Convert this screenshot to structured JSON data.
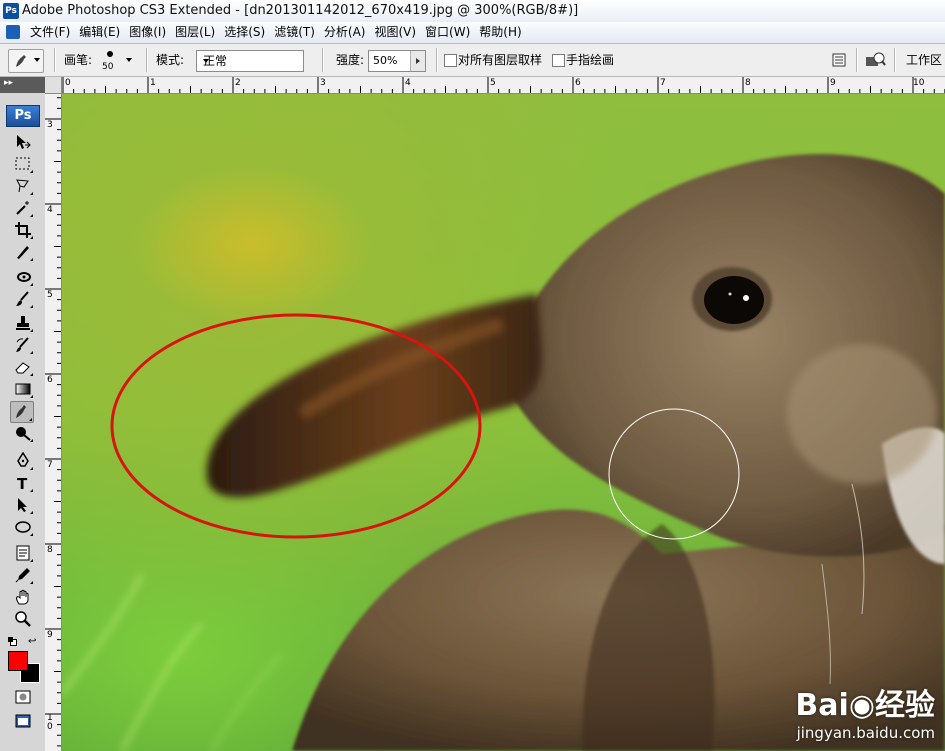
{
  "window": {
    "title": "Adobe Photoshop CS3 Extended - [dn201301142012_670x419.jpg @ 300%(RGB/8#)]",
    "app_badge": "Ps"
  },
  "menu": {
    "items": [
      "文件(F)",
      "编辑(E)",
      "图像(I)",
      "图层(L)",
      "选择(S)",
      "滤镜(T)",
      "分析(A)",
      "视图(V)",
      "窗口(W)",
      "帮助(H)"
    ]
  },
  "options": {
    "brush_label": "画笔:",
    "brush_size": "50",
    "mode_label": "模式:",
    "mode_value": "正常",
    "strength_label": "强度:",
    "strength_value": "50%",
    "sample_all_layers": "对所有图层取样",
    "finger_painting": "手指绘画",
    "workspace": "工作区"
  },
  "toolbox": {
    "ps_logo": "Ps",
    "collapse_glyph": "▸▸",
    "foreground_color": "#ff0000",
    "background_color": "#000000",
    "active_tool": "smudge-tool"
  },
  "rulers": {
    "horizontal": [
      "0",
      "1",
      "2",
      "3",
      "4",
      "5",
      "6",
      "7",
      "8",
      "9",
      "10"
    ],
    "vertical": [
      "3",
      "4",
      "5",
      "6",
      "7",
      "8",
      "9",
      "1\n0"
    ]
  },
  "canvas": {
    "image": "rabbit with ear highlighted by red ellipse",
    "annotation_color": "#d8140f"
  },
  "watermark": {
    "brand": "Bai◉经验",
    "url": "jingyan.baidu.com"
  }
}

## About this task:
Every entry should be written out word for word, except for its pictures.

## Result for this task:
Convert this screenshot to structured JSON data.
{
  "window": {
    "title": "Adobe Photoshop CS3 Extended - [dn201301142012_670x419.jpg @ 300%(RGB/8#)]",
    "app_badge": "Ps"
  },
  "menu": {
    "items": [
      "文件(F)",
      "编辑(E)",
      "图像(I)",
      "图层(L)",
      "选择(S)",
      "滤镜(T)",
      "分析(A)",
      "视图(V)",
      "窗口(W)",
      "帮助(H)"
    ]
  },
  "options": {
    "brush_label": "画笔:",
    "brush_size": "50",
    "mode_label": "模式:",
    "mode_value": "正常",
    "strength_label": "强度:",
    "strength_value": "50%",
    "sample_all_layers": "对所有图层取样",
    "finger_painting": "手指绘画",
    "workspace": "工作区"
  },
  "toolbox": {
    "ps_logo": "Ps",
    "collapse_glyph": "▸▸",
    "foreground_color": "#ff0000",
    "background_color": "#000000",
    "active_tool": "smudge-tool"
  },
  "rulers": {
    "horizontal": [
      "0",
      "1",
      "2",
      "3",
      "4",
      "5",
      "6",
      "7",
      "8",
      "9",
      "10"
    ],
    "vertical": [
      "3",
      "4",
      "5",
      "6",
      "7",
      "8",
      "9",
      "1\n0"
    ]
  },
  "canvas": {
    "image": "rabbit with ear highlighted by red ellipse",
    "annotation_color": "#d8140f"
  },
  "watermark": {
    "brand": "Bai◉经验",
    "url": "jingyan.baidu.com"
  }
}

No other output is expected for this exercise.